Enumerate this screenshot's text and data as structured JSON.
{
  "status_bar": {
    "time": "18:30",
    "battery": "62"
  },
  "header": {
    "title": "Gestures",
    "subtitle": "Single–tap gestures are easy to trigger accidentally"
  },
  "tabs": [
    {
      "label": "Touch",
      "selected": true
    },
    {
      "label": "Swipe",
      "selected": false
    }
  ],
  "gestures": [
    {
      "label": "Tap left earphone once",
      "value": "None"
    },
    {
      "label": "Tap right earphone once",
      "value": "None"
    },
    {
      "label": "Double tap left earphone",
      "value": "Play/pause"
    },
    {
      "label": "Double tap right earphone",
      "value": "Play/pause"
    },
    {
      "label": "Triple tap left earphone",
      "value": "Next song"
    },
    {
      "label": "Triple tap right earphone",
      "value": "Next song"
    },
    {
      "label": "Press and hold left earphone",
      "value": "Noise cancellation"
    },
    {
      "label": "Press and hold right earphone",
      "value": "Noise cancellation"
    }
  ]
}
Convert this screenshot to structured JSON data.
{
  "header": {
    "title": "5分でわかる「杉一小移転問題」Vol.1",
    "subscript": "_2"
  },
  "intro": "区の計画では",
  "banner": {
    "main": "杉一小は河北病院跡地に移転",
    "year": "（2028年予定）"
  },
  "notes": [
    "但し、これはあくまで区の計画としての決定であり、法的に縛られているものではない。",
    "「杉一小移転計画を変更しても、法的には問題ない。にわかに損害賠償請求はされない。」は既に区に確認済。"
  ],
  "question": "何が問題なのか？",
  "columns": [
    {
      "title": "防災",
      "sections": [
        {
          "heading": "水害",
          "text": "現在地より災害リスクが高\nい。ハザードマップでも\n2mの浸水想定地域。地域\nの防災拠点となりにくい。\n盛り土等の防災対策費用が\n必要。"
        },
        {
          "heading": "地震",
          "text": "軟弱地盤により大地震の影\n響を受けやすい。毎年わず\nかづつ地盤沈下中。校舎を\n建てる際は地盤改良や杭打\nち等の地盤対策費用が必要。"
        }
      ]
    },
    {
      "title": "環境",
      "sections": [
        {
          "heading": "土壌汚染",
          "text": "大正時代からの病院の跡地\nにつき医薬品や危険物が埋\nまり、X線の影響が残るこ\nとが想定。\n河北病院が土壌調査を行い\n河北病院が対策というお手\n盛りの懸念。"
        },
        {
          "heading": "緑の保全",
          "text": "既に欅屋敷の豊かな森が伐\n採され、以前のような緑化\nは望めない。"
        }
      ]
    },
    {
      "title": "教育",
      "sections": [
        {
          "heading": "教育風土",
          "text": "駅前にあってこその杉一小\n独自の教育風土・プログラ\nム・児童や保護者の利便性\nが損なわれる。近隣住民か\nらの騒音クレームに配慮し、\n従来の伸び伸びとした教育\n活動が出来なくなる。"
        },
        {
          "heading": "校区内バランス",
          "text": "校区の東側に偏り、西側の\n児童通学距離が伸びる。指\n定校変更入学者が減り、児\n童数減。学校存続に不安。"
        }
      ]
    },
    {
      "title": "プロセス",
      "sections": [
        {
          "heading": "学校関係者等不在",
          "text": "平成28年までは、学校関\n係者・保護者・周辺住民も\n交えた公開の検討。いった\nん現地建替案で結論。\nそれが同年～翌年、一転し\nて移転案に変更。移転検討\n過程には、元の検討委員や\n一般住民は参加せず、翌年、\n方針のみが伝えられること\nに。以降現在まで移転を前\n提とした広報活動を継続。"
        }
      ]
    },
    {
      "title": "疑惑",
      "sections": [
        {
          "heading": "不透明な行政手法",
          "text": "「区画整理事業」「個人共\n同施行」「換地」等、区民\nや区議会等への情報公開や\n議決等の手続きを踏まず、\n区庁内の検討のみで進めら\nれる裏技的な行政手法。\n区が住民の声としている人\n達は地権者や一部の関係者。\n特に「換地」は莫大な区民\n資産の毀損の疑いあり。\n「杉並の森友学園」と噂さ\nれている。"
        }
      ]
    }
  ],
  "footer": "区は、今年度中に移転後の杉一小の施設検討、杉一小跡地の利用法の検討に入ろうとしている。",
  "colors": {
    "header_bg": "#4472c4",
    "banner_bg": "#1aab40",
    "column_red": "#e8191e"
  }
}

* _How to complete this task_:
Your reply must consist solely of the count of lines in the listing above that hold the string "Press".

* _Solved exercise_:
2